This is a digital repository from several different libraries chronicling the eugenics movement which was very prominent in at the turn of the the twentieth century and played a big part in the American culture going so far to even define some of our most unfair and outrageous anti-immigration and racist laws.

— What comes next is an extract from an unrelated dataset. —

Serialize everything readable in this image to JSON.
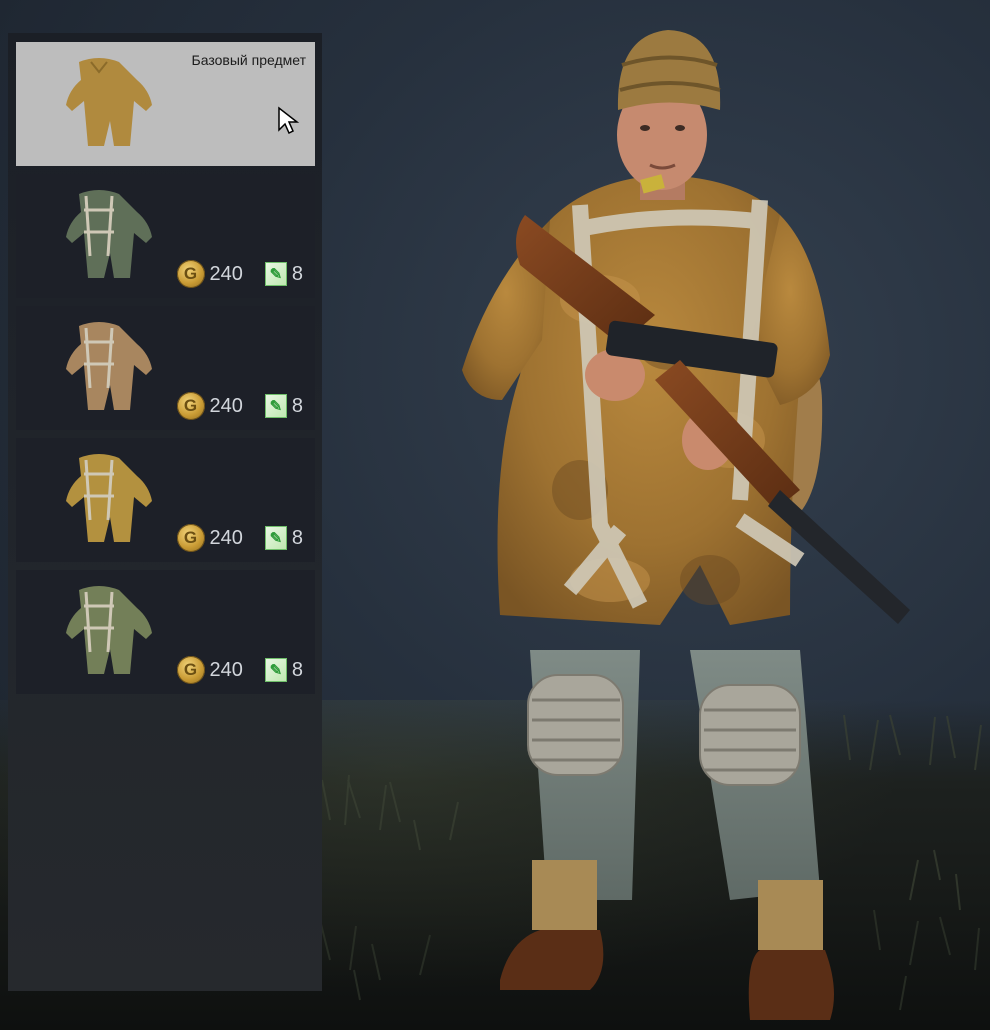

To reiterate, eugenics is the scientific field of controlled breeding of humans as the attempt to achieve the most desirable traits for future generations. Darwin had published Origin of the Species and DNA had not really been discovered as the cause of genetic heredity. In a way, eugenics is the wrong-headed stepping stone to today's genetic research. There was a lot of talk about how the American "germ plasm" must be saved from degeneration by careful family planning (not in the modern sense of the word, by the way...) and clearly racially driven psuedoscience research that pits minorities against Western white European immigrants. The eugenics movement gave politics and other influential people a "scientific" scaffolding to frame their anti-immigration laws and also gave the justification for forced sterilization of "degenerates," (aka as people who displayed behavioral traits or characteristics that were seen as harmful for the ideal American race, the mentally ill, the blind, the deaf, the depressive, the criminal, the list goes on). These laws and forced sterilizations went on until the early 1970s. Also, to make things even more intense, the Nazis took the eugenics research and used it as justification to perform forced sterilization on thousands of people. It's a shocking and rather sobering chapter in early twentieth century history.
The Image Archive on the American Eugenics Movement is a project done by the Cold Spring Harbor Laboratory and the Dolan DNA Learning Center funded by a grant from the Ethical, Legal, and Social Implications Research Program from the National Human Genome Project. The Image Archive is a repository that exhibits material from eleven different libraries and archives. I was unable to find any kind of collection policy other than the implied emphasis on eugenics as subject material. From my own observations, the resulting collection is heavy on pictures and short articles. The intent is to exhibit and educate rather than produce documents with lots of text for scholars that might be studying this subject for a thesis, so the collection is built with that in mind.
As for metadata on the collection; it's about average. The user is able to access the collection through various search techniques: browsing by object type, topics, time period, and archive. Or you can search by using a keyword or ID #. When accessed, the metadata produced is standard: image number, the date of creation, and the source (or archive the material came from), with a "related search" feature and an explanation of the image from the curator/project leader. The user can zoom into the image closely and at the very bottom, out of the perimeter of the image is a single copyright statement.
This collection is pretty fascinating, to say the least. It is certainly not the best digital collection, but it presents history and information in an arresting way by using the archival materials. The majority of the collection is paper-based with newspaper/scientific articles, photographs, posters, and charts and graphs. The Web site is also constructed in an appealing and professional way with animation and graphics that pleases eye and encourages browsing of the collection.